| Work order |
Wherever a picture appears in the data below, omit it, and restate everything else word for word.

| Data in this exercise |
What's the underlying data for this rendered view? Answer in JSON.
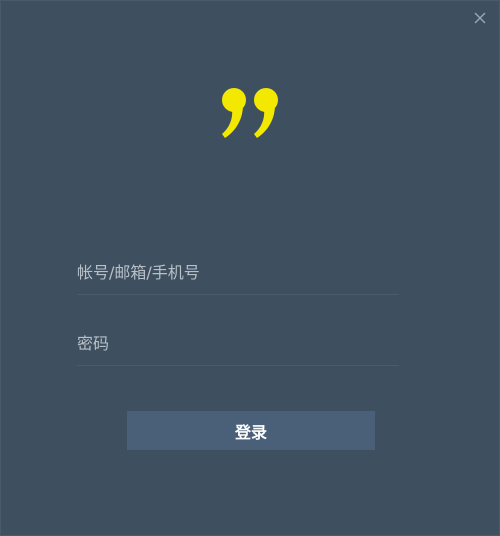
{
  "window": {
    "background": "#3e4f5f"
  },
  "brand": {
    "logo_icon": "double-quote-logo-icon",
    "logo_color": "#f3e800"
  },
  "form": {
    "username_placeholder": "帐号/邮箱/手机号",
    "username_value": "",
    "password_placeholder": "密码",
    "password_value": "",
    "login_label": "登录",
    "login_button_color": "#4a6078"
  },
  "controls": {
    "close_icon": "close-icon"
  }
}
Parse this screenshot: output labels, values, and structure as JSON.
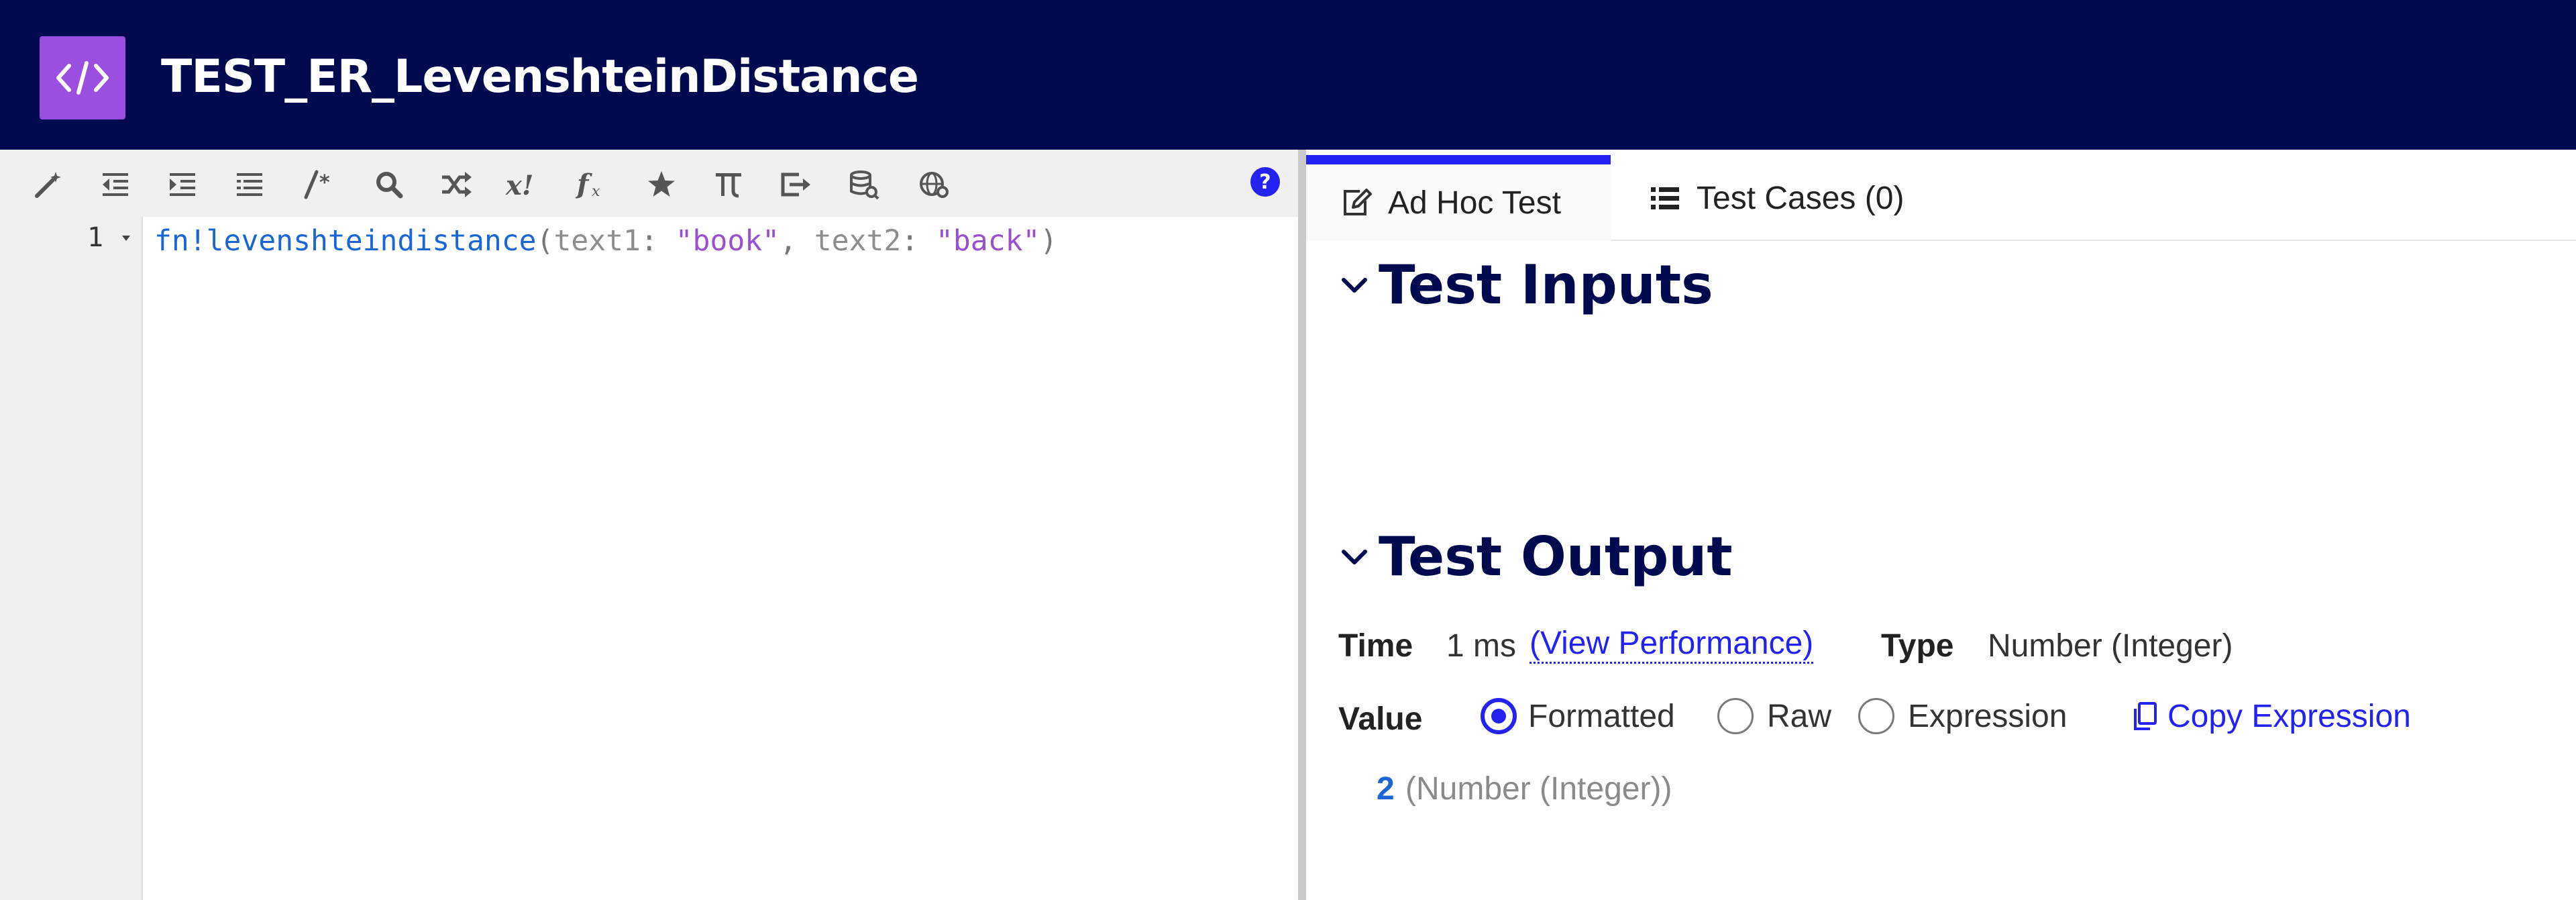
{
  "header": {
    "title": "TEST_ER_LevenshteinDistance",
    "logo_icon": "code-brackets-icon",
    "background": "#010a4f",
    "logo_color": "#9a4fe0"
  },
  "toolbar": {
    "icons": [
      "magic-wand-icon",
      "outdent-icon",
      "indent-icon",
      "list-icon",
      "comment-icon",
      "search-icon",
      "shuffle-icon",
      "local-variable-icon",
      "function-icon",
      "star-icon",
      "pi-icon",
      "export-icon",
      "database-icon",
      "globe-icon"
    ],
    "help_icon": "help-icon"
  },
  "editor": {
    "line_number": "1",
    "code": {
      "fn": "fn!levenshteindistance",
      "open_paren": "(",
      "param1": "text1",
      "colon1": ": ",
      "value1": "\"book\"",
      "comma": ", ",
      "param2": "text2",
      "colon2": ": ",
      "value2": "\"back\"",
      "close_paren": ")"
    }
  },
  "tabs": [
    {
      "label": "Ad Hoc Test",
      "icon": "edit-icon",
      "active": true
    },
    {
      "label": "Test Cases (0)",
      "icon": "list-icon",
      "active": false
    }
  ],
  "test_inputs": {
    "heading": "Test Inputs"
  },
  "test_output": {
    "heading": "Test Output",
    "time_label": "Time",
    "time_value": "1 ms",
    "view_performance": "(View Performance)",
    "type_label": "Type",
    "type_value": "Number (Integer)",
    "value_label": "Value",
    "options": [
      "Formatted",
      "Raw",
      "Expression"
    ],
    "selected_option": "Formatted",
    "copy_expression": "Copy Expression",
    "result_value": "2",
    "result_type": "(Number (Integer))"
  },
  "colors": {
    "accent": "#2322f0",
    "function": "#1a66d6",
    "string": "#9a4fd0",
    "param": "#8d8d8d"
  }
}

| Answer to this problem |
What's the underlying data for this rendered view? Answer in JSON.
{
  "window": {
    "background": "#3e4f5f"
  },
  "brand": {
    "logo_icon": "double-quote-logo-icon",
    "logo_color": "#f3e800"
  },
  "form": {
    "username_placeholder": "帐号/邮箱/手机号",
    "username_value": "",
    "password_placeholder": "密码",
    "password_value": "",
    "login_label": "登录",
    "login_button_color": "#4a6078"
  },
  "controls": {
    "close_icon": "close-icon"
  }
}
Parse this screenshot: output labels, values, and structure as JSON.
{
  "header": {
    "title": "TEST_ER_LevenshteinDistance",
    "logo_icon": "code-brackets-icon",
    "background": "#010a4f",
    "logo_color": "#9a4fe0"
  },
  "toolbar": {
    "icons": [
      "magic-wand-icon",
      "outdent-icon",
      "indent-icon",
      "list-icon",
      "comment-icon",
      "search-icon",
      "shuffle-icon",
      "local-variable-icon",
      "function-icon",
      "star-icon",
      "pi-icon",
      "export-icon",
      "database-icon",
      "globe-icon"
    ],
    "help_icon": "help-icon"
  },
  "editor": {
    "line_number": "1",
    "code": {
      "fn": "fn!levenshteindistance",
      "open_paren": "(",
      "param1": "text1",
      "colon1": ": ",
      "value1": "\"book\"",
      "comma": ", ",
      "param2": "text2",
      "colon2": ": ",
      "value2": "\"back\"",
      "close_paren": ")"
    }
  },
  "tabs": [
    {
      "label": "Ad Hoc Test",
      "icon": "edit-icon",
      "active": true
    },
    {
      "label": "Test Cases (0)",
      "icon": "list-icon",
      "active": false
    }
  ],
  "test_inputs": {
    "heading": "Test Inputs"
  },
  "test_output": {
    "heading": "Test Output",
    "time_label": "Time",
    "time_value": "1 ms",
    "view_performance": "(View Performance)",
    "type_label": "Type",
    "type_value": "Number (Integer)",
    "value_label": "Value",
    "options": [
      "Formatted",
      "Raw",
      "Expression"
    ],
    "selected_option": "Formatted",
    "copy_expression": "Copy Expression",
    "result_value": "2",
    "result_type": "(Number (Integer))"
  },
  "colors": {
    "accent": "#2322f0",
    "function": "#1a66d6",
    "string": "#9a4fd0",
    "param": "#8d8d8d"
  }
}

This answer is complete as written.